And that’s the other issue with all that’s going on with my weight right now. I’ve become more self-conscious about how I look again. Are people looking at me judging that I must be letting myself go again since I’ve gained weight? Do people nervously say to my face that they’re happy to see I’m still keeping the weight off after all these years while simultaneously thinking, “Oh boy, here he goes gaining it all back again! I knew it would happen eventually!” These psychological games are virtually impossible to ignore, although I’m trying very hard to do just that–IGNORE THEM! It just adds another layer to this developing story.
What exactly is happening to me right now, I don’t know. I wish I did so I could help others going through similar circumstances. We’re getting closer to knowing than we did before and that’s a good thing. Rest assured you will know when I know and I covet your thoughts and prayers as we try to figure this all out. I’m not worried at all because I know I have a plan of action that will put me in position to lose the weight I’ve put on since December.

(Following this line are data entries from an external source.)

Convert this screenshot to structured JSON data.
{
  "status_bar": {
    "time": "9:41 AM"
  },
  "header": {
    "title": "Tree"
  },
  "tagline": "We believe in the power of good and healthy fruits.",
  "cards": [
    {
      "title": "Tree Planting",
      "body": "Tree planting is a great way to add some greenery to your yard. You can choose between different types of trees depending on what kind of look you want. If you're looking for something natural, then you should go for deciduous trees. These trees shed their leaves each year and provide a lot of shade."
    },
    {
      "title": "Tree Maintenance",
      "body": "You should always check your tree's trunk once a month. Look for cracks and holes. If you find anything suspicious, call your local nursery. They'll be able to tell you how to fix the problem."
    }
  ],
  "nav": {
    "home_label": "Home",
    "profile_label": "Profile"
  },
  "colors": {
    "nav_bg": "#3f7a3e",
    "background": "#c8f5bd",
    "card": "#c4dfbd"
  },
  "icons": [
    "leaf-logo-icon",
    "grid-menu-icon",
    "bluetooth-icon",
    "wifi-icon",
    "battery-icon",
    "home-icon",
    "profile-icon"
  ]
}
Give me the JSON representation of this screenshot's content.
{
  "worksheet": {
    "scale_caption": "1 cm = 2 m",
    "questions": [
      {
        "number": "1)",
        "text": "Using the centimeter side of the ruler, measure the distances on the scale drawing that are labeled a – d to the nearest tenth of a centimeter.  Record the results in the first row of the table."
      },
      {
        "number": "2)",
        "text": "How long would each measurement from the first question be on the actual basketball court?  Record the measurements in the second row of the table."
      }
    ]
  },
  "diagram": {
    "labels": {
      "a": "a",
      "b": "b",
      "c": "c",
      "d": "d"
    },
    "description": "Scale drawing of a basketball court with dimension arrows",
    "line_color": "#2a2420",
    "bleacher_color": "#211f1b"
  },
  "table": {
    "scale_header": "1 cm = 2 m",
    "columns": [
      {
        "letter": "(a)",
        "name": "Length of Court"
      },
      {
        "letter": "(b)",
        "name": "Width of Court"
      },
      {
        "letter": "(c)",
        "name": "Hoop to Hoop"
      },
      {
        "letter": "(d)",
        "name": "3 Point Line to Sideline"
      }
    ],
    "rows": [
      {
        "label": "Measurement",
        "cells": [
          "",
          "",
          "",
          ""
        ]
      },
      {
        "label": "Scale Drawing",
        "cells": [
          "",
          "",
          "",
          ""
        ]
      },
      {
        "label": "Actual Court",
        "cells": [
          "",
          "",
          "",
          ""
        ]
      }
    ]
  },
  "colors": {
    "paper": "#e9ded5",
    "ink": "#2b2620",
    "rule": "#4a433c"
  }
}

I am very pleased that my weight has NOT increased since February. I’ve been right around 265 for the past three months although my muscles continue to get bigger and bigger. So, in essence, I have been losing some weight while gaining the muscle, but it has been offset. That’s encouraging and I wouldn’t mind seeing my muscles continue to grow in size as long as my weight remains where it is. A 6’3″ man with big muscles could easily weigh 265 pounds, right?Source: livinlavidalowcarb.com